A look back at the development of Water Leak detection in Computer & Server Rooms
Water leak detection came about in the late 70’s when computer rooms were in there infancy. Computer rooms as today, contain air conditioning which contains water for humidifiers and sometimes chilled water for cooling. Because of the large amount of power cables, data cables and water pipes needed in the room, a raised floor was and is still used to hide all services. Unfortunately, any water leaking under this raised floor would not be discovered until power/data connections were immersed in water and the computer stopped working.
Up to the mid 80’s water was detected using spot probe sensors. These units would consist of either an etched PCB or two metal electrodes. Sensing for water was done using a DC voltage in one sensor whilst looking for a return signal in the other. Providing no return signal was seen in the return sensor, no water was present. The problem using this type of system was erosion of the sensors due to electrolyses and the limited area of water detection, water could flow away from the sensors and not be detected until too late.
During the mid 80’s water detection cable was developed. The advantage of this type of sensing being that water is detected along the entire length of cable. This allowed areas or equipment containing water to be surrounded insuring that leaks were found no mater what direction the water flowed.
From the mid 80’s through to today advances have mainly been with the alarm panels and the reporting of water leaks. Today you can be Texted, Emailed, receive a phone call, record it on a building management system or just have the simple buzzer and lamp.
My involvement in water detection by Richard Benford
I was first asked to design a water detection system in the late 70’s whilst working as for Vikingshaw Products Ltd. Our Mother company Vikingshaw Ltd at that time built computer rooms around the country and Vinkshaw Products supplied them with Power Distribution Units etc. The first systems were simple in there design being DC based with PCBS for sensors and control units with a simple buzzer and lamp. Unfortunately it wasn’t long before I discovered that DC was not the correct way to detect water as our sensor copper tracks would disappear if left in water for a few hours. It was from this point that I used an AC signal in the sensors to stop them eroding away. In the Early 80’s I went into partnership and started a company called Wayscale Ltd. During the 80’s, 90’s I developed a process to manufacture water detection cable and alarm systems to display water leaks from one to 128 different areas or zones. The top of the range multi zone control unit used addressable outstations with four independent water detection zones and a 24 alpha numeric display to advise of the water leak location in words and numbers. In 2003 and by mutual consent both my partner and myself decided to stop trading and closed down the factory. As part of the breakup of Wayscale, I took with me the product design rights including the manufacture of the water detection cable and started CMR electrical Ltd with two of my sons. From 2003 to the present, developments have mainly been with the alarm controller due to the improvements in electronics. During the past three decades I have been responsible for the design of thousands of water detection systems which have been installed in every application imaginable from large government security buildings through to small server rooms in the UK and abroad.

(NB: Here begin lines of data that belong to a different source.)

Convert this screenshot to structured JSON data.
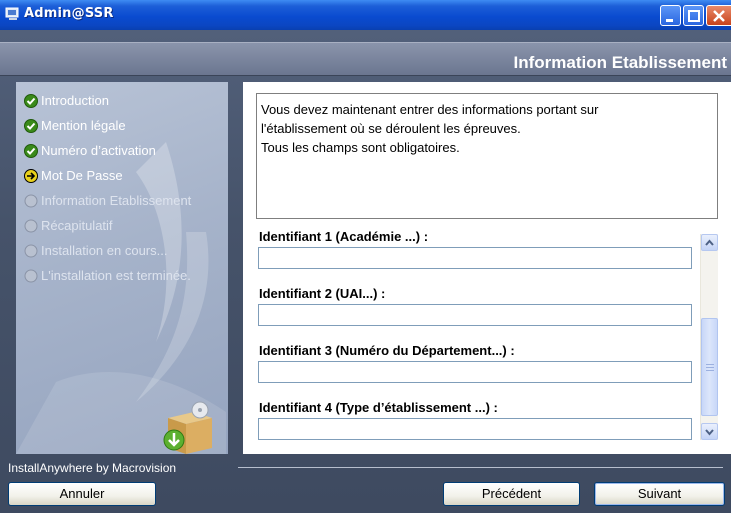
{
  "window": {
    "title": "Admin@SSR",
    "header": "Information Etablissement"
  },
  "steps": [
    {
      "label": "Introduction",
      "status": "done"
    },
    {
      "label": "Mention légale",
      "status": "done"
    },
    {
      "label": "Numéro d’activation",
      "status": "done"
    },
    {
      "label": "Mot De Passe",
      "status": "current"
    },
    {
      "label": "Information Etablissement",
      "status": "pending"
    },
    {
      "label": "Récapitulatif",
      "status": "pending"
    },
    {
      "label": "Installation en cours...",
      "status": "pending"
    },
    {
      "label": "L'installation est terminée.",
      "status": "pending"
    }
  ],
  "description": {
    "line1": "Vous devez maintenant entrer des informations portant sur",
    "line2": "l'établissement où se déroulent les épreuves.",
    "line3": "Tous les champs sont obligatoires."
  },
  "fields": [
    {
      "label": "Identifiant 1 (Académie ...) :",
      "value": ""
    },
    {
      "label": "Identifiant 2 (UAI...) :",
      "value": ""
    },
    {
      "label": "Identifiant 3 (Numéro du Département...) :",
      "value": ""
    },
    {
      "label": "Identifiant 4 (Type d’établissement ...) :",
      "value": ""
    }
  ],
  "footer": {
    "brand": "InstallAnywhere by Macrovision",
    "cancel_label": "Annuler",
    "prev_label": "Précédent",
    "next_label": "Suivant"
  },
  "icons": {
    "done": "check-circle-icon",
    "current": "arrow-circle-icon",
    "pending": "empty-circle-icon"
  },
  "colors": {
    "titlebar": "#0a4bd0",
    "done_icon": "#3a8a1a",
    "current_icon": "#e8d01c",
    "pending_icon": "#a0a8b8"
  }
}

Considerations when designing a water detection system
A number of factors need to be taken into account when designing a water diction system. Failure to do so could lead to systems not detecting water when required to do so.

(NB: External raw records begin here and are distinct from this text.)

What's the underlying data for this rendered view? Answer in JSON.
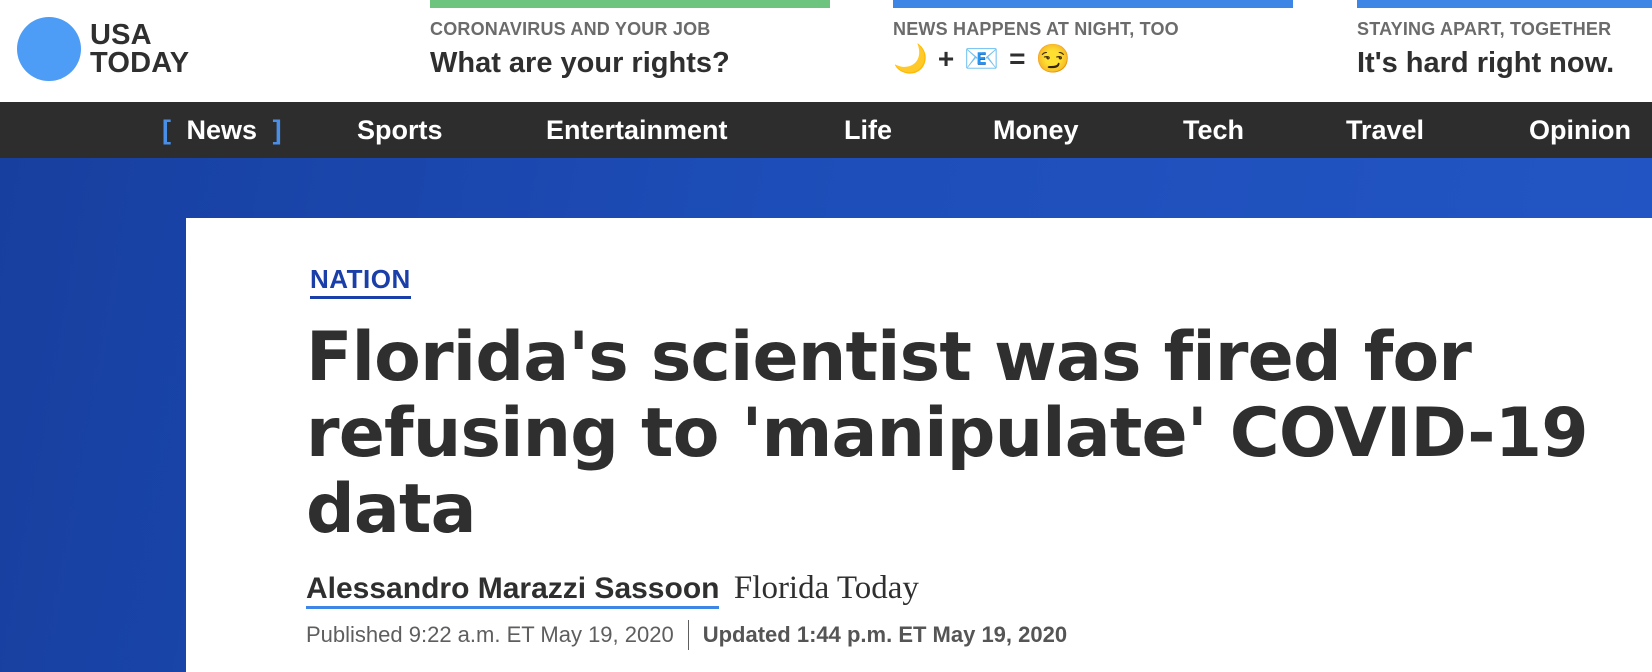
{
  "brand": {
    "logo_line1": "USA",
    "logo_line2": "TODAY",
    "logo_dot_color": "#4d9cf5"
  },
  "promos": [
    {
      "kicker": "CORONAVIRUS AND YOUR JOB",
      "headline": "What are your rights?",
      "bar_color": "#6cc47e"
    },
    {
      "kicker": "NEWS HAPPENS AT NIGHT, TOO",
      "emoji_sequence": [
        "🌙",
        "+",
        "📧",
        "=",
        "😏"
      ],
      "bar_color": "#3d86e6"
    },
    {
      "kicker": "STAYING APART, TOGETHER",
      "headline": "It's hard right now.",
      "bar_color": "#3d86e6"
    }
  ],
  "nav": {
    "active_open": "[",
    "active_close": "]",
    "items": [
      "News",
      "Sports",
      "Entertainment",
      "Life",
      "Money",
      "Tech",
      "Travel",
      "Opinion"
    ],
    "active_index": 0,
    "active_bracket_color": "#4a8fe7"
  },
  "article": {
    "category": "NATION",
    "headline": "Florida's scientist was fired for refusing to 'manipulate' COVID-19 data",
    "author": "Alessandro Marazzi Sassoon",
    "source": "Florida Today",
    "published": "Published 9:22 a.m. ET May 19, 2020",
    "updated": "Updated 1:44 p.m. ET May 19, 2020"
  },
  "colors": {
    "nav_background": "#2d2d2d",
    "hero_blue": "#1d4db8",
    "category_blue": "#1a3fa8",
    "author_underline": "#3d86e6"
  }
}
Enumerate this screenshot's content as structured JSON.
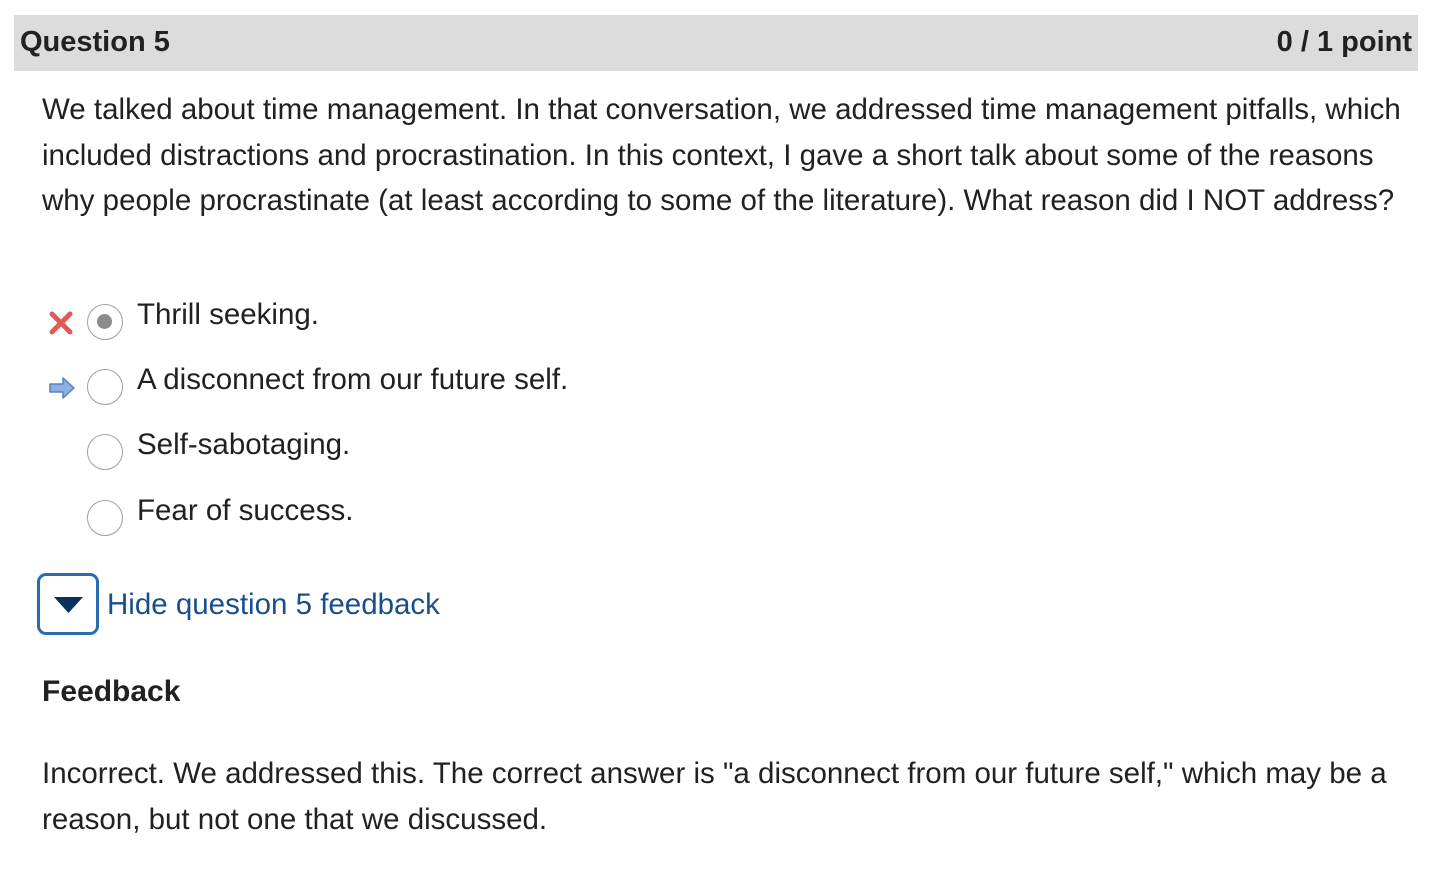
{
  "question": {
    "title": "Question 5",
    "points": "0 / 1 point",
    "prompt": "We talked about time management. In that conversation, we addressed time management pitfalls, which included distractions and procrastination. In this context, I gave a short talk about some of the reasons why people procrastinate (at least according to some of the literature). What reason did I NOT address?"
  },
  "options": [
    {
      "label": "Thrill seeking.",
      "selected": true,
      "marker": "incorrect-x-icon"
    },
    {
      "label": "A disconnect from our future self.",
      "selected": false,
      "marker": "correct-answer-arrow-icon"
    },
    {
      "label": "Self-sabotaging.",
      "selected": false,
      "marker": ""
    },
    {
      "label": "Fear of success.",
      "selected": false,
      "marker": ""
    }
  ],
  "feedback_toggle": {
    "label": "Hide question 5 feedback",
    "icon": "triangle-down-icon"
  },
  "feedback": {
    "heading": "Feedback",
    "text": "Incorrect. We addressed this. The correct answer is \"a disconnect from our future self,\" which may be a reason, but not one that we discussed."
  },
  "colors": {
    "header_bg": "#dcdcdc",
    "incorrect": "#e05a5a",
    "arrow": "#7a9bd6",
    "link": "#1a4e8a",
    "toggle_border": "#2b6cb0"
  }
}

1) The uses of an alternating current (AC) not direct current (DC) in the sensors. Direct Current will erode the sensors if left in water for long periods leaving the system unusable for any subsequent alarms.
2) Sensitivity adjustment to allow damp areas or condensed water from AC units to be ignored, but still allow large leaks to be detected.
3) Zone cross talk leading to false alarms or wrong location caused by one signal from one zone using Earth (floor jacks, conduit etc.) to interfere with other zone causing one or both zones to go into alarm without the presents of any water.
4) Quick sensor recovery after a water leak. Detection cables and spot probes should be capable of being removed and wiped with a cloth or tissue paper to remove water allowing the zone to quickly reset.
5) Sensitivity of the sensors, electrodes too close to each other in both water detection cable and spot probes will cause false alarms due to condensation or water droplets.
Using an alternating current stops electrolyses which causes the sensors to disintegrate and the system unable to detect water. The use of alternating current also allows the sensors to continually monitor for water even when submersed in water. This allows the system to quickly automatically self reset once water has been removed for the sensor with no further action by an operator to reinstate the system back to normal operation.
Where do our systems go
We have supplied systems to look for water leaks in computer rooms, server rooms, plant rooms, UPS rooms, office shower rooms, office tea areas, vending machines, high level metal beams in ice rinks, high level water pipes, under floor office heating pipes, cesspit overflow, under water tanks, Living walls, drip trays in and under air conditioning units and bunded areas for tanks. Our customers range from one of the largest online betting company’s, one of the largest and well known server room hoisting centre in London, Jersey Telecom, numerous large office blocks in London and numerous small server rooms around the UK and Ireland.